Our Founding Fathers saw the Bill of Rights as providing barriers against government overreach and abuse.
People (particularly people in governments with power) could not be trusted to have no checks on their power. Why? Well, some of it had to do with history. For example, a bill of rights was an English concept preceeding the American experiment. But, some of those colonists held the view because of biblical convictions about fallen nature and the need to protect rights that some might want to take away.
Yet, Christians today do not sound much like the Christians then.
While Big Brother’s eyes grow stronger, some Christians just shut their eyes tighter. Perhaps if we better understood current events, we might consider their skeptical approach to the government power.
What a Conservative Knows: Fear of God is the Beginning of Wisdom
Russell Kirk, The Imaginative Conservative
There could be no conservatism without a religious foundation, and it is conservative people, by and large, who defend religion in our time.
Detroit: A Ground Zero for Innovation?
T. Kurt Jaros, Values & Capitalism
With the loss of public services, even emergency services, what are people to do? Answer: Turn to the private sector.
Five Myths About Pope Francis
William Doino Jr., First Things
He has been called an “improv pope,” a pope of many surprises, but the biggest surprise of all is that Francis continues to elude all efforts to classify him.
We Work to Change the World
Anne Bradley, Institute for Faith, Work, and Economics
Have you ever been in the middle of your day, stressed out and in a panic over what you need to do, and begin to wonder why you even care? I mean, it’s just a job, right?
Humility is probably one of the most difficult human virtues to achieve. For me, as a Hungarian intern at the Acton Institute, listening to Samuel Gregg’s June lecture in Grand Rapids on his new book, Becoming Europe about the Old Continent’s crisis is instructive. Relations between the United States and major European powers have been testy from time to time, of course, but Europe seems to lack self-criticism.

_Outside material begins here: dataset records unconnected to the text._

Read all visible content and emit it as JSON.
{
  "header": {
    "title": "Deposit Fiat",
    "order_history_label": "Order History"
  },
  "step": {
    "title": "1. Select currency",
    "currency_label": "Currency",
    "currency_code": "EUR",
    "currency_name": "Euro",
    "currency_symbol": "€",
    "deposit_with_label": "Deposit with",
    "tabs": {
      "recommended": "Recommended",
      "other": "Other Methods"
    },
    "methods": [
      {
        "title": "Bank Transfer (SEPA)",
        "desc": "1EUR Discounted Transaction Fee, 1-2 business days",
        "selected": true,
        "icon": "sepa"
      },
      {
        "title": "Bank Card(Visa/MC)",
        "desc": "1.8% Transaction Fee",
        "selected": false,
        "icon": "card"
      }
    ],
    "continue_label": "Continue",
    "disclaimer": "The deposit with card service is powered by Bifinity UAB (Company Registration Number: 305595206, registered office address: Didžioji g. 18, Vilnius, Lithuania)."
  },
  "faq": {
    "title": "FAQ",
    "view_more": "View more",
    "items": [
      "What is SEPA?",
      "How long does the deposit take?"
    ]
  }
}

Aging Europe, an unsustainable social model, a two-speed Europe: these are some key expressions we hear about Europe every day. Each of these phrases reflects a problem with the evolution of European society and the free market. Actually, it seems as if the continent is living out its teenager years unsure whether to commit to social-democracy or the free market. Meanwhile, doing both of them wrong. As we can expect from a teenager, the symptoms refer to deeper-rooted problems. (more…)
When it comes to household income, progressives tend to start with their intuitive understanding of fairness (i.e., some people have a lot more income than others), move to the solution (redistribution of income and wealth from those who have more to those who have less), and only then to develop a metric that justifies implementing their solution: income inequality.
Because of this roundabout approach, you rarely hear progressives argue that income inequality is a problem since for them it just is an injustice — and that wealth redistribution is the primary solution. When conservatives and libertarians disagree about whether it even is an issue we should be concerned with, we are considered heart-hearted apologists for an immoral capitalist system.
The truth, however, is that we don’t care about income inequality because relative differences in income tell us nothing about fairness or the just distribution of wealth. What we care about — what everyone should care about — is whether people have adequate opportunities to increase their household’s income, and hence, improve their standard of living. While there is no truly adequate gauge to measure such opportunities, we can get a fair estimate based on measurements of social mobility.